One of the things I've not spoke about is how important it is to keep good health. I see the body as a shell for our soul which slowly deteriorates through time until it becomes unusable.
If that shell is damaged, it affects our temperament and the way we behave.

While none of us know when our time is going to be up, we can at least care as much as we can for our own shell through regular exercise and maintaining a balanced diet.

Just out of interest, how healthy are you in terms of the amount of exercise you do and the diet you maintain?
And I'm not asking about dolphin health ^^;

A poster at a library telling kids that bullying is a crime. Bullying in schools is a major problem in Japan as I talked in my previous bullying in Japan article - many children still kill themselves because of it.

Tis the rainy season in Japan. Temperature is cool at the moment but is usually hot n muggy and the rain makes you feel bleaugh. This product is to be used after a shower to make you immune to the muggy rainy season and also make you sparkle at the same time.
The ad suggests that folks who don't use it look like snails.

Kaisen Don for lunch - 850 yen.

Back from shopping at Costco where you can buy huge boxes of Frosties and other goodies for less than half the price of the local supermarkets.
Costco available in your region too?

Restaurant full of carpets on the walls.

Hmmm. I can't remember what food this was but remembering it tasting good and cheap - 760 yen for a meal for two. Three if you count Haruhi.

Tis the jolly season for mosquitoes too. This device is worn on your ankle or wrist and emits a sonic pulse (or something similar) that keeps away the mosquitoes. 1000 yen.

Watching the trains from a bridge at Nippori.

While many stations have English maps, some stations only have maps like this. If you are traveling to Tokyo, print out this English train map and pay the lowest fare when you buy tickets. You can pay the difference at your destination.

At Ueno station.

Inoue Takehiko's last manga exhibition at Ueno.
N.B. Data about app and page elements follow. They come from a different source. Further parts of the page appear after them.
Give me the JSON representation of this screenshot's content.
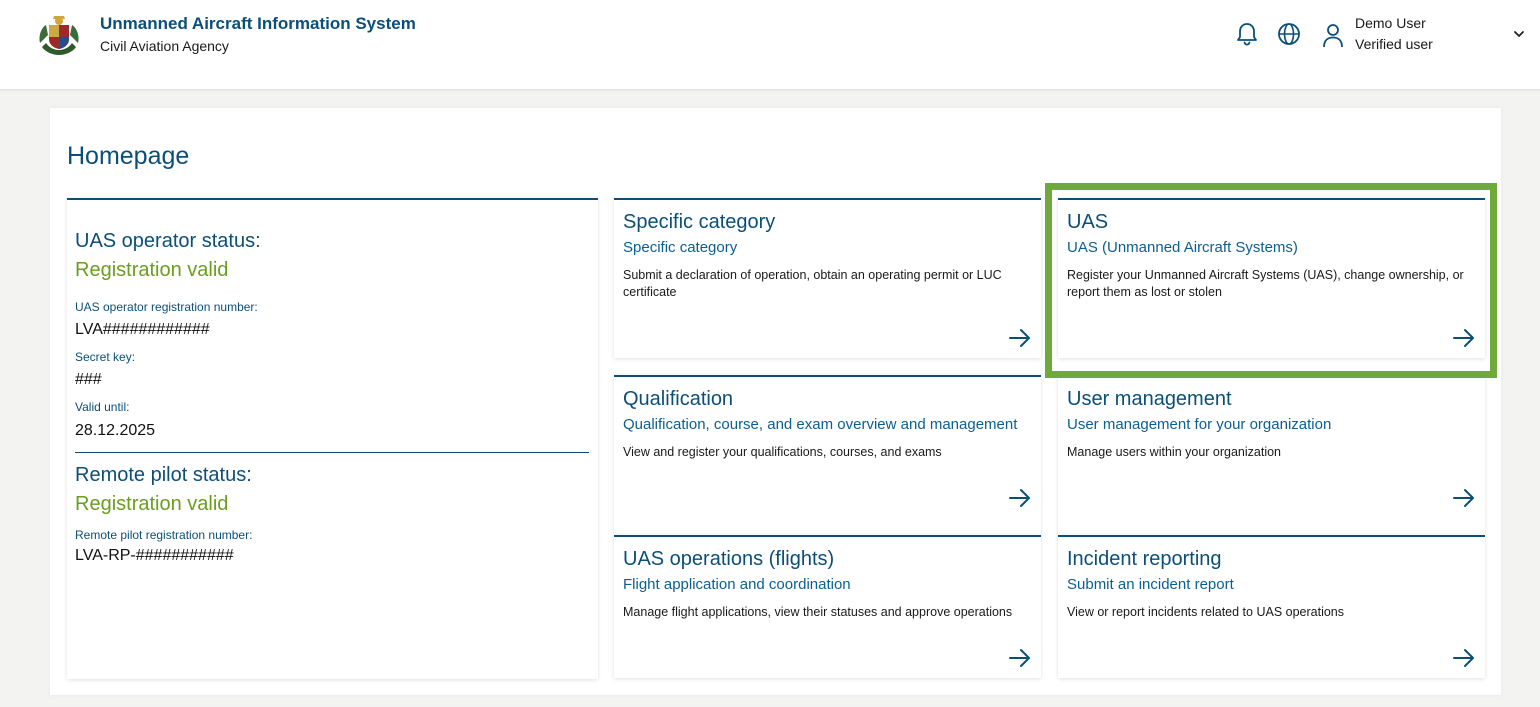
{
  "header": {
    "app_title": "Unmanned Aircraft Information System",
    "app_subtitle": "Civil Aviation Agency",
    "logo_icon": "coat-of-arms-icon",
    "user_name": "Demo User",
    "user_role": "Verified user"
  },
  "page": {
    "title": "Homepage"
  },
  "status": {
    "operator_heading": "UAS operator status:",
    "operator_state": "Registration valid",
    "reg_number_label": "UAS operator registration number:",
    "reg_number_value": "LVA############",
    "secret_key_label": "Secret key:",
    "secret_key_value": "###",
    "valid_until_label": "Valid until:",
    "valid_until_value": "28.12.2025",
    "pilot_heading": "Remote pilot status:",
    "pilot_state": "Registration valid",
    "pilot_reg_label": "Remote pilot registration number:",
    "pilot_reg_value": "LVA-RP-###########"
  },
  "tiles": [
    {
      "title": "Specific category",
      "subtitle": "Specific category",
      "description": "Submit a declaration of operation, obtain an operating permit or LUC certificate"
    },
    {
      "title": "UAS",
      "subtitle": "UAS (Unmanned Aircraft Systems)",
      "description": "Register your Unmanned Aircraft Systems (UAS), change ownership, or report them as lost or stolen"
    },
    {
      "title": "Qualification",
      "subtitle": "Qualification, course, and exam overview and management",
      "description": "View and register your qualifications, courses, and exams"
    },
    {
      "title": "User management",
      "subtitle": "User management for your organization",
      "description": "Manage users within your organization"
    },
    {
      "title": "UAS operations (flights)",
      "subtitle": "Flight application and coordination",
      "description": "Manage flight applications, view their statuses and approve operations"
    },
    {
      "title": "Incident reporting",
      "subtitle": "Submit an incident report",
      "description": "View or report incidents related to UAS operations"
    }
  ],
  "colors": {
    "primary": "#0b4f79",
    "valid_green": "#6b9d1f",
    "highlight_green": "#6fa83b"
  }
}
Never really explored Ueno park before - a nice place to laze around on a sunny Sunday.

Yes we have Thomas the Tank Engine too which you can barely see in this photo.
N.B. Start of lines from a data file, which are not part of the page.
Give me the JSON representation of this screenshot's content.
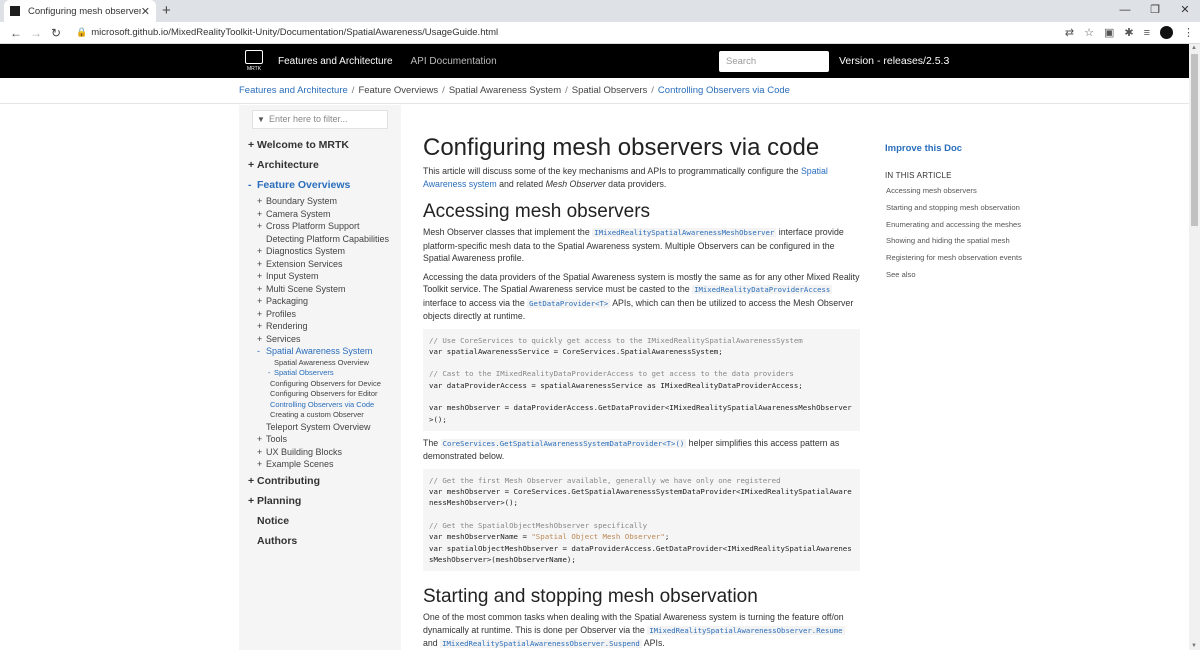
{
  "browser": {
    "tab_title": "Configuring mesh observers via",
    "tab_close": "✕",
    "new_tab": "+",
    "url": "microsoft.github.io/MixedRealityToolkit-Unity/Documentation/SpatialAwareness/UsageGuide.html",
    "controls": {
      "minimize": "—",
      "maximize": "❐",
      "close": "✕"
    }
  },
  "header": {
    "logo_text": "MRTK",
    "nav": [
      "Features and Architecture",
      "API Documentation"
    ],
    "search_placeholder": "Search",
    "version": "Version - releases/2.5.3"
  },
  "breadcrumb": [
    "Features and Architecture",
    "Feature Overviews",
    "Spatial Awareness System",
    "Spatial Observers",
    "Controlling Observers via Code"
  ],
  "sidebar": {
    "filter_placeholder": "Enter here to filter...",
    "toc": [
      {
        "level": 1,
        "marker": "+",
        "label": "Welcome to MRTK"
      },
      {
        "level": 1,
        "marker": "+",
        "label": "Architecture"
      },
      {
        "level": 1,
        "marker": "-",
        "label": "Feature Overviews",
        "open": true
      },
      {
        "level": 2,
        "marker": "+",
        "label": "Boundary System"
      },
      {
        "level": 2,
        "marker": "+",
        "label": "Camera System"
      },
      {
        "level": 2,
        "marker": "+",
        "label": "Cross Platform Support"
      },
      {
        "level": 2,
        "marker": "",
        "label": "Detecting Platform Capabilities"
      },
      {
        "level": 2,
        "marker": "+",
        "label": "Diagnostics System"
      },
      {
        "level": 2,
        "marker": "+",
        "label": "Extension Services"
      },
      {
        "level": 2,
        "marker": "+",
        "label": "Input System"
      },
      {
        "level": 2,
        "marker": "+",
        "label": "Multi Scene System"
      },
      {
        "level": 2,
        "marker": "+",
        "label": "Packaging"
      },
      {
        "level": 2,
        "marker": "+",
        "label": "Profiles"
      },
      {
        "level": 2,
        "marker": "+",
        "label": "Rendering"
      },
      {
        "level": 2,
        "marker": "+",
        "label": "Services"
      },
      {
        "level": 2,
        "marker": "-",
        "label": "Spatial Awareness System",
        "open": true
      },
      {
        "level": 3,
        "marker": "",
        "label": "Spatial Awareness Overview"
      },
      {
        "level": 3,
        "marker": "-",
        "label": "Spatial Observers",
        "open": true
      },
      {
        "level": 4,
        "label": "Configuring Observers for Device"
      },
      {
        "level": 4,
        "label": "Configuring Observers for Editor"
      },
      {
        "level": 4,
        "label": "Controlling Observers via Code",
        "active": true
      },
      {
        "level": 4,
        "label": "Creating a custom Observer"
      },
      {
        "level": 2,
        "marker": "",
        "label": "Teleport System Overview"
      },
      {
        "level": 2,
        "marker": "+",
        "label": "Tools"
      },
      {
        "level": 2,
        "marker": "+",
        "label": "UX Building Blocks"
      },
      {
        "level": 2,
        "marker": "+",
        "label": "Example Scenes"
      },
      {
        "level": 1,
        "marker": "+",
        "label": "Contributing"
      },
      {
        "level": 1,
        "marker": "+",
        "label": "Planning"
      },
      {
        "level": 1,
        "marker": "",
        "label": "Notice"
      },
      {
        "level": 1,
        "marker": "",
        "label": "Authors"
      }
    ]
  },
  "article": {
    "title": "Configuring mesh observers via code",
    "intro_1": "This article will discuss some of the key mechanisms and APIs to programmatically configure the ",
    "intro_link": "Spatial Awareness system",
    "intro_2": " and related ",
    "intro_em": "Mesh Observer",
    "intro_3": " data providers.",
    "h_accessing": "Accessing mesh observers",
    "p1_a": "Mesh Observer classes that implement the ",
    "p1_code": "IMixedRealitySpatialAwarenessMeshObserver",
    "p1_b": " interface provide platform-specific mesh data to the Spatial Awareness system. Multiple Observers can be configured in the Spatial Awareness profile.",
    "p2_a": "Accessing the data providers of the Spatial Awareness system is mostly the same as for any other Mixed Reality Toolkit service. The Spatial Awareness service must be casted to the ",
    "p2_code": "IMixedRealityDataProviderAccess",
    "p2_b": " interface to access via the ",
    "p2_code2": "GetDataProvider<T>",
    "p2_c": " APIs, which can then be utilized to access the Mesh Observer objects directly at runtime.",
    "code1": {
      "c1": "// Use CoreServices to quickly get access to the IMixedRealitySpatialAwarenessSystem",
      "l1": "var spatialAwarenessService = CoreServices.SpatialAwarenessSystem;",
      "c2": "// Cast to the IMixedRealityDataProviderAccess to get access to the data providers",
      "l2": "var dataProviderAccess = spatialAwarenessService as IMixedRealityDataProviderAccess;",
      "l3": "var meshObserver = dataProviderAccess.GetDataProvider<IMixedRealitySpatialAwarenessMeshObserver>();"
    },
    "p3_a": "The ",
    "p3_code": "CoreServices.GetSpatialAwarenessSystemDataProvider<T>()",
    "p3_b": " helper simplifies this access pattern as demonstrated below.",
    "code2": {
      "c1": "// Get the first Mesh Observer available, generally we have only one registered",
      "l1": "var meshObserver = CoreServices.GetSpatialAwarenessSystemDataProvider<IMixedRealitySpatialAwarenessMeshObserver>();",
      "c2": "// Get the SpatialObjectMeshObserver specifically",
      "l2a": "var meshObserverName = ",
      "l2s": "\"Spatial Object Mesh Observer\"",
      "l2b": ";",
      "l3": "var spatialObjectMeshObserver = dataProviderAccess.GetDataProvider<IMixedRealitySpatialAwarenessMeshObserver>(meshObserverName);"
    },
    "h_starting": "Starting and stopping mesh observation",
    "p4_a": "One of the most common tasks when dealing with the Spatial Awareness system is turning the feature off/on dynamically at runtime. This is done per Observer via the ",
    "p4_code": "IMixedRealitySpatialAwarenessObserver.Resume",
    "p4_b": " and ",
    "p4_code2": "IMixedRealitySpatialAwarenessObserver.Suspend",
    "p4_c": " APIs."
  },
  "rightnav": {
    "improve": "Improve this Doc",
    "in_this_article": "IN THIS ARTICLE",
    "items": [
      "Accessing mesh observers",
      "Starting and stopping mesh observation",
      "Enumerating and accessing the meshes",
      "Showing and hiding the spatial mesh",
      "Registering for mesh observation events",
      "See also"
    ]
  }
}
Due to my crappy childhood, I don't recall ever visiting a zoo and think this was the first time I saw an elephant!

While I think it's great being able to see animals that we do not usually get to see in daily life (well it depends where we live), I did start to feel sorry for the animals. They had pics of fat polar bears in their natural habitat and yet the ones in the zoo looked skinny and frustrated as they walked up n down their little cave.

How do you feel about animals in captivity? If you was the mayor of your city, would you keep or abolish your local zoo and for what reasons?
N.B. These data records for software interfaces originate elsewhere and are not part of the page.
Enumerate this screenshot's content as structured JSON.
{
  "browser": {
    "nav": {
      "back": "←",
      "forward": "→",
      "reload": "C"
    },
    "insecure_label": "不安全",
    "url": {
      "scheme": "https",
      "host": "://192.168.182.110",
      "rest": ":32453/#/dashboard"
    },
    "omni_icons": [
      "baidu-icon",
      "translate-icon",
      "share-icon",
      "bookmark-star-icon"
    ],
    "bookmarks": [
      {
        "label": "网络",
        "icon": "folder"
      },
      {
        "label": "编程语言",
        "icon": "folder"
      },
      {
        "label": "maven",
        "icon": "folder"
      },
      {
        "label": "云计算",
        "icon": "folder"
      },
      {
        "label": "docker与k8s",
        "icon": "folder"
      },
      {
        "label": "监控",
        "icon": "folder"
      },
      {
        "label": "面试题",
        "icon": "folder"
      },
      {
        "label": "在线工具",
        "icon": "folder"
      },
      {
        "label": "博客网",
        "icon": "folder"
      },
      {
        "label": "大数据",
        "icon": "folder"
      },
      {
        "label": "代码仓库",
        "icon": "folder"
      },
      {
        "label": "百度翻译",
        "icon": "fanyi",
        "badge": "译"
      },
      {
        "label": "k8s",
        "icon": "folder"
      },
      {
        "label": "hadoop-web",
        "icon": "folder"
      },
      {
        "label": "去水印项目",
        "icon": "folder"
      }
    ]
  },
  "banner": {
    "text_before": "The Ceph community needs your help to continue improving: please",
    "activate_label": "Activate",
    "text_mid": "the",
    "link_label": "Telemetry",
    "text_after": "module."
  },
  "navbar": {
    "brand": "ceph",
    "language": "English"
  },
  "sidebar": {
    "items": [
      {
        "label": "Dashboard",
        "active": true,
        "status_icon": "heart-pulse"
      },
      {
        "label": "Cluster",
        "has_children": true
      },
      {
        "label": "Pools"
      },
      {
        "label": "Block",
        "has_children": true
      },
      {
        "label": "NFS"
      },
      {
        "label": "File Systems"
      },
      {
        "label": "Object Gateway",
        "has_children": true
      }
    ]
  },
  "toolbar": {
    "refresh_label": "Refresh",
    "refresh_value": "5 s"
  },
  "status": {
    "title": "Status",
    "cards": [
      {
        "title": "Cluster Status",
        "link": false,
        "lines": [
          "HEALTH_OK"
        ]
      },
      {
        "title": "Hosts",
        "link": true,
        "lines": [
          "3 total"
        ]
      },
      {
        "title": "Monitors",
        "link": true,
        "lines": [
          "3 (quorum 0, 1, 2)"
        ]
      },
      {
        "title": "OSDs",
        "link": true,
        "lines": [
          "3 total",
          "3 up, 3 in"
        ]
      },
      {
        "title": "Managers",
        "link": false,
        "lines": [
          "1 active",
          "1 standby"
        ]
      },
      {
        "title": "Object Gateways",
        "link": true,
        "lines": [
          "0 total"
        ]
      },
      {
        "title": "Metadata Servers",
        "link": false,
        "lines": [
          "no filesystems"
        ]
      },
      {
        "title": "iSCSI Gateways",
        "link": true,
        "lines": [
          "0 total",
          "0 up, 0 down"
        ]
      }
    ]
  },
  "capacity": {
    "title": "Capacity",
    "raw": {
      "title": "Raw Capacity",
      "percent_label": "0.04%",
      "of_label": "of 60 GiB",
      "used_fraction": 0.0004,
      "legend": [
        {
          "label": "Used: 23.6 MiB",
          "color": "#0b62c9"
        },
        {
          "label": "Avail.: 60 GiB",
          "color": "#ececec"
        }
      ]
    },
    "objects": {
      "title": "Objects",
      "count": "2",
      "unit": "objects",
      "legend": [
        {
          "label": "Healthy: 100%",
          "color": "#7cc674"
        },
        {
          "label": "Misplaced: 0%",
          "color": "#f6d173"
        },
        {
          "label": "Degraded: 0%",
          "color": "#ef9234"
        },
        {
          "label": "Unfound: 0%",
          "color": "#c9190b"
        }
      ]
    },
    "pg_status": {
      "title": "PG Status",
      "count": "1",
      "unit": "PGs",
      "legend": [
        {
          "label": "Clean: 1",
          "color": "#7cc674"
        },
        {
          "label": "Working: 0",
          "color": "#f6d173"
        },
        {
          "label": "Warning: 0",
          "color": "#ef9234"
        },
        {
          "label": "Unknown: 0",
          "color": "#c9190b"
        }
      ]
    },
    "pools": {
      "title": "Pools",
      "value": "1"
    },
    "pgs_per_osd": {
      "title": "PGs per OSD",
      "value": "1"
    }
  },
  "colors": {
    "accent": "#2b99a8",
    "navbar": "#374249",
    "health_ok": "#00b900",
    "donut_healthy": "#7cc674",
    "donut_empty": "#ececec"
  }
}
These furry guys were really cute though.

In general, the Japanese don't litter on the floor so if they notice a bike that's been parked for ages, they will use it as a bin.

A shelf of books at the station completely unmanned. These were popular at a time when they wanted to encourage people to read. One would take a book and just return it to the shelf when finished.

Lunch with Haruhi - priceless.

Bonsai trees. Hector received one from Technorati when he left to join me at Mirai Inc. Looking after a Bonsai tree is an acquired skill (as you can see from the wikipedia entry) and soon died in Hectors possession ^^;

The editing of Shibuya Rock Trooper is going to take a bit longer. The track is only 1.30 mins but we shot more than 30 mins worth of video.

The amount of anime licensed pachinko machines seems to be on the increase.

Mince Beef Katsu set with Mi Mi Mikuru on the side - 760 yen.

Tofu Ankake lunch set - 800 yen.

Plate of dead animals - 900 yen.

Cleaning out some documents and stumble across my old Gunlpla manuals. Ah the good ol days ^^;
Do you keep your Gunpla manuals or throw them out?

Ascii sent me a copy of this weeks "weekly Ascii" for some reason...

There is a "we asked 100 famous people what their fave digital item was" inside...

Among the 100 are celebrities that folks in Japan will recognize.

And for some reason I'm included in the 100 ^^;
I chose the iPod, MacBook Pro and Xacti.

First time I heard of Rie Sasaki.

When you visit a typical ramen place, you will find manga like Jump which often include gravure models on the cover.